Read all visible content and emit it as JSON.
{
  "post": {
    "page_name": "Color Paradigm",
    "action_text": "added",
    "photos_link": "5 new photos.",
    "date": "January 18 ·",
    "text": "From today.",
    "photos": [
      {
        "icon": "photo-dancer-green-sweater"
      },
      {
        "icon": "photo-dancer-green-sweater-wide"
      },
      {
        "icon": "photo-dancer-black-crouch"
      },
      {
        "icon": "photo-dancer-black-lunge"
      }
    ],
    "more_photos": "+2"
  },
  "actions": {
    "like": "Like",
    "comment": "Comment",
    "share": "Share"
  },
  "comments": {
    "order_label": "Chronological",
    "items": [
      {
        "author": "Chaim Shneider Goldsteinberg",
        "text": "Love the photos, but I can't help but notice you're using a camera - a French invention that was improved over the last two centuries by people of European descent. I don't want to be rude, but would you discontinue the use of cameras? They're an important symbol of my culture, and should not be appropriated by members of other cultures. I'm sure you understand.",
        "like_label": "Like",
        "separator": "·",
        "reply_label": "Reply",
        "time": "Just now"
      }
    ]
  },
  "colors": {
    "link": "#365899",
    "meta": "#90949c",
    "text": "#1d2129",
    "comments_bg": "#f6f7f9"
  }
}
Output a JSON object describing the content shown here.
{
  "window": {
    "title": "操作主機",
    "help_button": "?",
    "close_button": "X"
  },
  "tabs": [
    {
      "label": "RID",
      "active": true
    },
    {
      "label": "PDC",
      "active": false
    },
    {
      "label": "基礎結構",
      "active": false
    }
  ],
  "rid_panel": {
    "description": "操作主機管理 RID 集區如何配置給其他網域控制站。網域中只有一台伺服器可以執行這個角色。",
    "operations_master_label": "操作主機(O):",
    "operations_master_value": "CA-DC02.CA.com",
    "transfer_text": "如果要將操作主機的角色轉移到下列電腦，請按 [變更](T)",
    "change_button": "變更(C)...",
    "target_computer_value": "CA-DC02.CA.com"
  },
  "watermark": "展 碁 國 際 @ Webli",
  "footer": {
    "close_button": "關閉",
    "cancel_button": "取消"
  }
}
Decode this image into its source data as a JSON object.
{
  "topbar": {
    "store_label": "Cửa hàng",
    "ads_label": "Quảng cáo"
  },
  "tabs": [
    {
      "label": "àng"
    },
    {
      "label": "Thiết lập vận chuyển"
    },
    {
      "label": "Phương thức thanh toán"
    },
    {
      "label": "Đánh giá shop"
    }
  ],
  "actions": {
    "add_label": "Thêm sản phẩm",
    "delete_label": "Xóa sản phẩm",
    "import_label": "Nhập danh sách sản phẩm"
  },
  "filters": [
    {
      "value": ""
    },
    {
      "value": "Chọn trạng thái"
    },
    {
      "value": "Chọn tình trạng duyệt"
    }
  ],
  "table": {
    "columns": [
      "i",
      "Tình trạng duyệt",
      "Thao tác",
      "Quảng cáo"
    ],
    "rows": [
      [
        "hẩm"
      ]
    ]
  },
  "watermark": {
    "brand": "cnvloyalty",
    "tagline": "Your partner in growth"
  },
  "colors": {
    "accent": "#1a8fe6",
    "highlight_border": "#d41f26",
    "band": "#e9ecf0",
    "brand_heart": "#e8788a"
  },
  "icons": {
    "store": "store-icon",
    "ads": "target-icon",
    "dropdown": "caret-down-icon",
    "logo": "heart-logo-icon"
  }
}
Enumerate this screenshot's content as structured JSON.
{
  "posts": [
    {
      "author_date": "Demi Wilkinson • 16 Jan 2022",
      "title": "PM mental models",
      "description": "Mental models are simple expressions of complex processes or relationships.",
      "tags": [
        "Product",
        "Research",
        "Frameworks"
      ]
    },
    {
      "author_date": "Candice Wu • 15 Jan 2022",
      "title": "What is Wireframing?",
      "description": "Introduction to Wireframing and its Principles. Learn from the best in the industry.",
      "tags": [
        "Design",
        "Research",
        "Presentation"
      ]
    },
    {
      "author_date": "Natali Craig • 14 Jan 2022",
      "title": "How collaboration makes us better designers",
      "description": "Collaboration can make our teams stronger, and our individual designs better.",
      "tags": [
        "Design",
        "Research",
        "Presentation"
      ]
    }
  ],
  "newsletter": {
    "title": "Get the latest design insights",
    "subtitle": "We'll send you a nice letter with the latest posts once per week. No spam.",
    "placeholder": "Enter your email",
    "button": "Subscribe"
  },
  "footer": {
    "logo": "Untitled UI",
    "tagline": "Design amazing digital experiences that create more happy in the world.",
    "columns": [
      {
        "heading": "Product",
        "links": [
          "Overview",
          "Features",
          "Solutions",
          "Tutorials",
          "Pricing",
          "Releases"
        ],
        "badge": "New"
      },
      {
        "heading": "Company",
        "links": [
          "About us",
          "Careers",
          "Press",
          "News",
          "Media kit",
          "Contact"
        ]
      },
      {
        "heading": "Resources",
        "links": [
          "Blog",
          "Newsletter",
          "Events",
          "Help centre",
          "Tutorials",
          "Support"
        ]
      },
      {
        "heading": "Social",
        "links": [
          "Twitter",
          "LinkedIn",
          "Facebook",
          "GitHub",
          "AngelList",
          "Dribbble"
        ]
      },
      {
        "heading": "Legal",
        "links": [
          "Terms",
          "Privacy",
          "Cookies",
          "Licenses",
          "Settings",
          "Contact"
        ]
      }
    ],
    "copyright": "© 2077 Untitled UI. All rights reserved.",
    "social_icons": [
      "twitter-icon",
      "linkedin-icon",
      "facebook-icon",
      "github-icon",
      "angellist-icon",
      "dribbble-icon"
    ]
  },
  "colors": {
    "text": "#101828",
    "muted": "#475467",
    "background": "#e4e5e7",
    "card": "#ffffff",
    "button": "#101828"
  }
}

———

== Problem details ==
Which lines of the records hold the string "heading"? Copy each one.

== Solution to the exercise ==
        "heading": "Product",
        "heading": "Company",
        "heading": "Resources",
        "heading": "Social",
        "heading": "Legal",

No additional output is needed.